• [Problem to solve]: Look for the word "发布人权限" in the records, and copy each line where it appears.

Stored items
━━━━━━
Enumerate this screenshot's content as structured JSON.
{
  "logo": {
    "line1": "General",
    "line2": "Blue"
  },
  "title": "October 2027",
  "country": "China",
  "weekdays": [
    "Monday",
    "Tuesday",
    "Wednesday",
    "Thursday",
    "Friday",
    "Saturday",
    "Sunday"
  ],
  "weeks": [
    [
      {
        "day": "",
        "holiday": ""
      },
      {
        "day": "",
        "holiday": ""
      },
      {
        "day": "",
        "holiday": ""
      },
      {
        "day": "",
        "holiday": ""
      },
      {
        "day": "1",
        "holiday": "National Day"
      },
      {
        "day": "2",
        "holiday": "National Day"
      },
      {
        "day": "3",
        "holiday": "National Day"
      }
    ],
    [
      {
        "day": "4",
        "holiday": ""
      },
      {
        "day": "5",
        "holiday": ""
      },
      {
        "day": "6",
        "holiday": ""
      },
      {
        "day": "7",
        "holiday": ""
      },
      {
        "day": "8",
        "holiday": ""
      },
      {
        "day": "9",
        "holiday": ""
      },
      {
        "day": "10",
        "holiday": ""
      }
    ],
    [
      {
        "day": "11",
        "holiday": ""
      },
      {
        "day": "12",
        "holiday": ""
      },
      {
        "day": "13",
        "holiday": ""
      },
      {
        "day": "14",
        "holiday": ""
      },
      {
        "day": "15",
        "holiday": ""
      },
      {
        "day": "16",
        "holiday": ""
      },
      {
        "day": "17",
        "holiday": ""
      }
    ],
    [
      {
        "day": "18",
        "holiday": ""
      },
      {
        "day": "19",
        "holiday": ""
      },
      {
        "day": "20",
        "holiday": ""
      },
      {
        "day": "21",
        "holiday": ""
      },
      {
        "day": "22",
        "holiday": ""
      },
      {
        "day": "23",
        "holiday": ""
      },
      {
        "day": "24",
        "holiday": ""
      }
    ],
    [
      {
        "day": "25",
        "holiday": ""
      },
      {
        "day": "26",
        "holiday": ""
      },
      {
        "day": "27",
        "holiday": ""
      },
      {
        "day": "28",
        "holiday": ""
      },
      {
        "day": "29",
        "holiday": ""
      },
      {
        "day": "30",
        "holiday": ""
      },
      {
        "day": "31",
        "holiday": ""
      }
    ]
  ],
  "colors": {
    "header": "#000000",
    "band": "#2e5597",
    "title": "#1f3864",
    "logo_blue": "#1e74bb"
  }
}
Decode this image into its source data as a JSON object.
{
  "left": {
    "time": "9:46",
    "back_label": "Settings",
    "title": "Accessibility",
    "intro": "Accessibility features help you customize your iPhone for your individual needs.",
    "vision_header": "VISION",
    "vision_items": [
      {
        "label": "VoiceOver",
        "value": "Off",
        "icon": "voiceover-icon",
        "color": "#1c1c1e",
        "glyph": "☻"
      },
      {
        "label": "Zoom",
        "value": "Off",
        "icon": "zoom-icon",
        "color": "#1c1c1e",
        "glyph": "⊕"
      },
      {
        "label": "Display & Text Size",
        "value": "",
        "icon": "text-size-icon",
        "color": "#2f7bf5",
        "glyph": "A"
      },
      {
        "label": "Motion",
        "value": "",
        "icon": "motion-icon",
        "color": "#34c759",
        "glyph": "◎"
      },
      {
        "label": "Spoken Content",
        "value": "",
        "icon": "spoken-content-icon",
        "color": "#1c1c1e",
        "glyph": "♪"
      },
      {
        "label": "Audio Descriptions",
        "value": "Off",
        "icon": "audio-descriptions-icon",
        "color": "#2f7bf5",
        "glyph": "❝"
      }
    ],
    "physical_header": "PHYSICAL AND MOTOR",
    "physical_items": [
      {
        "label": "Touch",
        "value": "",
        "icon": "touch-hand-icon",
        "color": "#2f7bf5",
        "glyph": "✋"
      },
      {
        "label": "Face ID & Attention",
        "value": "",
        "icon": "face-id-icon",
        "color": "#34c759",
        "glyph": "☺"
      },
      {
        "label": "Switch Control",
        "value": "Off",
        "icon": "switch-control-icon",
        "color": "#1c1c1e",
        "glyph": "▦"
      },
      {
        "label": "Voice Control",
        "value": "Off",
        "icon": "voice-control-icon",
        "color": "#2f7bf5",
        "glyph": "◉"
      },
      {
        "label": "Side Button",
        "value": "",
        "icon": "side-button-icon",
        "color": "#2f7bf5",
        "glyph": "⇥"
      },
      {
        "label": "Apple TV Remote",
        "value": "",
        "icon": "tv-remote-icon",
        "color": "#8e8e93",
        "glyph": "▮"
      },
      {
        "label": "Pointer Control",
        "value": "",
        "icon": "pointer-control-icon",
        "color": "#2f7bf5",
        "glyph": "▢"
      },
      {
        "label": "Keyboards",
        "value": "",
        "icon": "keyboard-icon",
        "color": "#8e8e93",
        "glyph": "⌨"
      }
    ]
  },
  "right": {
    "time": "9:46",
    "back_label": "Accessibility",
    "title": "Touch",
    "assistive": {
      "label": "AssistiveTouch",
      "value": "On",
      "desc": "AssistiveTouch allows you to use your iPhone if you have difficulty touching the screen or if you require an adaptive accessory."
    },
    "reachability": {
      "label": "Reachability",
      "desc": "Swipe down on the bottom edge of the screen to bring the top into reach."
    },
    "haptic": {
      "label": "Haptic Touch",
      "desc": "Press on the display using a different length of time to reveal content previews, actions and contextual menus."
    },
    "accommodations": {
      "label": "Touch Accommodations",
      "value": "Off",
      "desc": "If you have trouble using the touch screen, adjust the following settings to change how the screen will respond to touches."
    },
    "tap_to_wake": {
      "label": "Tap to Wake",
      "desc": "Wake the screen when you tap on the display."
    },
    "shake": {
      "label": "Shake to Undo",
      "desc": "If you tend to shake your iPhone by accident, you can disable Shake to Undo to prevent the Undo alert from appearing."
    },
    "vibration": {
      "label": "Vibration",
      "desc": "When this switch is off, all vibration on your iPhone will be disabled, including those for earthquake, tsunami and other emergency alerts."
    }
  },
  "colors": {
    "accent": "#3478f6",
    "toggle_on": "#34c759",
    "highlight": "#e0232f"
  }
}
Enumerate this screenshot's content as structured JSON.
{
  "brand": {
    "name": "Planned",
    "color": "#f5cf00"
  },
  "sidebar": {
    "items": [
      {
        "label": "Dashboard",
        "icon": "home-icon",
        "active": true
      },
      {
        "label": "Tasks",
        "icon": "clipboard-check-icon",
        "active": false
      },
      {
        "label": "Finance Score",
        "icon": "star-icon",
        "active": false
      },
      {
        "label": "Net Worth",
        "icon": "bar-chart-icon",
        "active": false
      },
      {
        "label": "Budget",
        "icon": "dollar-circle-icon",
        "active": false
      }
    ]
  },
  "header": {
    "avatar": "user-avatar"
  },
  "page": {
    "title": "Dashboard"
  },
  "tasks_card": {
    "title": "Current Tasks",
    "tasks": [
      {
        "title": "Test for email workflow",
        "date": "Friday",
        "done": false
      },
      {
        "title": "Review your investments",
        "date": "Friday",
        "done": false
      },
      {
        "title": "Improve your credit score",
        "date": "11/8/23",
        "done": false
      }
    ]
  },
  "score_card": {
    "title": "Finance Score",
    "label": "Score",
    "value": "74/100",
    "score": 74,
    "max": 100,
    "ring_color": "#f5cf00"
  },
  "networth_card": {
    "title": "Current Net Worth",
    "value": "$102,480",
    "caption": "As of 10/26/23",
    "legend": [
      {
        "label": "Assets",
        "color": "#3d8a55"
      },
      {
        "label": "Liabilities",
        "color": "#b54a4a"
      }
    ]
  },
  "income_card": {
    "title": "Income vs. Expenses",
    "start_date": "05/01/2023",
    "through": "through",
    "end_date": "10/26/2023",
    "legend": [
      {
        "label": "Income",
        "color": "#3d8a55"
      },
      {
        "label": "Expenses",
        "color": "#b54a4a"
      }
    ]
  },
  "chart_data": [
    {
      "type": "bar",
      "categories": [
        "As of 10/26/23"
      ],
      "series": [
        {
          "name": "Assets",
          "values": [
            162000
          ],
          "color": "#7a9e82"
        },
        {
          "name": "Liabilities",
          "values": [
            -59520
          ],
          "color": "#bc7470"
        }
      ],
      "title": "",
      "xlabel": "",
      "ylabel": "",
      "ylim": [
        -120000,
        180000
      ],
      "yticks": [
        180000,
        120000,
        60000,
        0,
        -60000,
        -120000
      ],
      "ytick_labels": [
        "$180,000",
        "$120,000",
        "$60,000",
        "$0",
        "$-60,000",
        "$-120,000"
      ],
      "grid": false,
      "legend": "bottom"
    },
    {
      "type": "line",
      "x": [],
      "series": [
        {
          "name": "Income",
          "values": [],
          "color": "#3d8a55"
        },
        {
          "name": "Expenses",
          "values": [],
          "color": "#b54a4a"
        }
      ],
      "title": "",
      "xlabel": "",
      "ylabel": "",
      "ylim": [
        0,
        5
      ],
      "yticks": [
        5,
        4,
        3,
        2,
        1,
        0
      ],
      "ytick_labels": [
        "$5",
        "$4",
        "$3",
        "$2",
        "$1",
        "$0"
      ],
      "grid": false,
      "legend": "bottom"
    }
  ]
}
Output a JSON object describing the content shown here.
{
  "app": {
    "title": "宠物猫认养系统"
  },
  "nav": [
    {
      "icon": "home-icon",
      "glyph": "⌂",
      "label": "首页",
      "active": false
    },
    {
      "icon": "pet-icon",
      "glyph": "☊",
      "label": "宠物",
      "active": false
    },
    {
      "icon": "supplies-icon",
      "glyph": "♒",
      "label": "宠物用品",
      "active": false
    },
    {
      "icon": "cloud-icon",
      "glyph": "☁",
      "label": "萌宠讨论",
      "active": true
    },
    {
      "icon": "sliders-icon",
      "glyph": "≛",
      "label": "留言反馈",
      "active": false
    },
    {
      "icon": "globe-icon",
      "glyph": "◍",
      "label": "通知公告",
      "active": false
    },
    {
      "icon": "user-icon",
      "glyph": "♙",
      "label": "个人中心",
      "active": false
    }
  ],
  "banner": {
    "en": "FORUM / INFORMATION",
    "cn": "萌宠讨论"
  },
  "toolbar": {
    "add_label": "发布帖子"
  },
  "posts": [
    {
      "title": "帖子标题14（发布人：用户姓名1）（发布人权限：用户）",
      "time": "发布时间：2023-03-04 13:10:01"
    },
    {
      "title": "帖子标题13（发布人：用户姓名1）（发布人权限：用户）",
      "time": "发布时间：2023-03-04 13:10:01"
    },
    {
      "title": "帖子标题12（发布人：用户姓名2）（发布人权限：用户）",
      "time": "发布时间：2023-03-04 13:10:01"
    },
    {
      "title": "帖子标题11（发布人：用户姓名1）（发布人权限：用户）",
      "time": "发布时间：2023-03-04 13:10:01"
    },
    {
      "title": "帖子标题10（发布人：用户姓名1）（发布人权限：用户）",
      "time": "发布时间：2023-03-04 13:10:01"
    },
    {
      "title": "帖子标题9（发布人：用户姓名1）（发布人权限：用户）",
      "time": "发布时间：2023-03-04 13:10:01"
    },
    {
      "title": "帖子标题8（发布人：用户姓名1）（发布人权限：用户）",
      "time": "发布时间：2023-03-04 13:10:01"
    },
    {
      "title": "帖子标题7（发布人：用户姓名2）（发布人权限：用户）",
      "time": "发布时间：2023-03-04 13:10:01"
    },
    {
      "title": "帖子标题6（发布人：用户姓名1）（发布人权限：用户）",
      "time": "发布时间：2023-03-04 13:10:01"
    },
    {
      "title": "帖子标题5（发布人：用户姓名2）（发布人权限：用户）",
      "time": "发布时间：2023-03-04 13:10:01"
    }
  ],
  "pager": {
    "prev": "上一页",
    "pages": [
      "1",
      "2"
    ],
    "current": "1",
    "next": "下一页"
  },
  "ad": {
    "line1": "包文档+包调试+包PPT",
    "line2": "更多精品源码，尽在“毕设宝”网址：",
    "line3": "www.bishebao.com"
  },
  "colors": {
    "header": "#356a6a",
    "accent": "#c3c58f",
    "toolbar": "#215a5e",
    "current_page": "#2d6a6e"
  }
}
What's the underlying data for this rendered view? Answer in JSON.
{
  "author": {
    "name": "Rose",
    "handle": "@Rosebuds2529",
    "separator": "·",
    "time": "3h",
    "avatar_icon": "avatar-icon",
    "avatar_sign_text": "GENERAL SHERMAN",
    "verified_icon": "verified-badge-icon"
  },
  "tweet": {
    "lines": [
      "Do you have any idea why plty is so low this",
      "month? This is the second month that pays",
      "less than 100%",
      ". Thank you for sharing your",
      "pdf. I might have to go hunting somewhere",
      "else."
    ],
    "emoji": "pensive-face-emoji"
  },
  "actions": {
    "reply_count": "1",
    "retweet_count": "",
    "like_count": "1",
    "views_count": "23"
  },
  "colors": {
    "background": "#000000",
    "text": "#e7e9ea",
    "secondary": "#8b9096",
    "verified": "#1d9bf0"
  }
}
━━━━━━
• [Your solution]:
      "title": "帖子标题14（发布人：用户姓名1）（发布人权限：用户）",
      "title": "帖子标题13（发布人：用户姓名1）（发布人权限：用户）",
      "title": "帖子标题12（发布人：用户姓名2）（发布人权限：用户）",
      "title": "帖子标题11（发布人：用户姓名1）（发布人权限：用户）",
      "title": "帖子标题10（发布人：用户姓名1）（发布人权限：用户）",
      "title": "帖子标题9（发布人：用户姓名1）（发布人权限：用户）",
      "title": "帖子标题8（发布人：用户姓名1）（发布人权限：用户）",
      "title": "帖子标题7（发布人：用户姓名2）（发布人权限：用户）",
      "title": "帖子标题6（发布人：用户姓名1）（发布人权限：用户）",
      "title": "帖子标题5（发布人：用户姓名2）（发布人权限：用户）",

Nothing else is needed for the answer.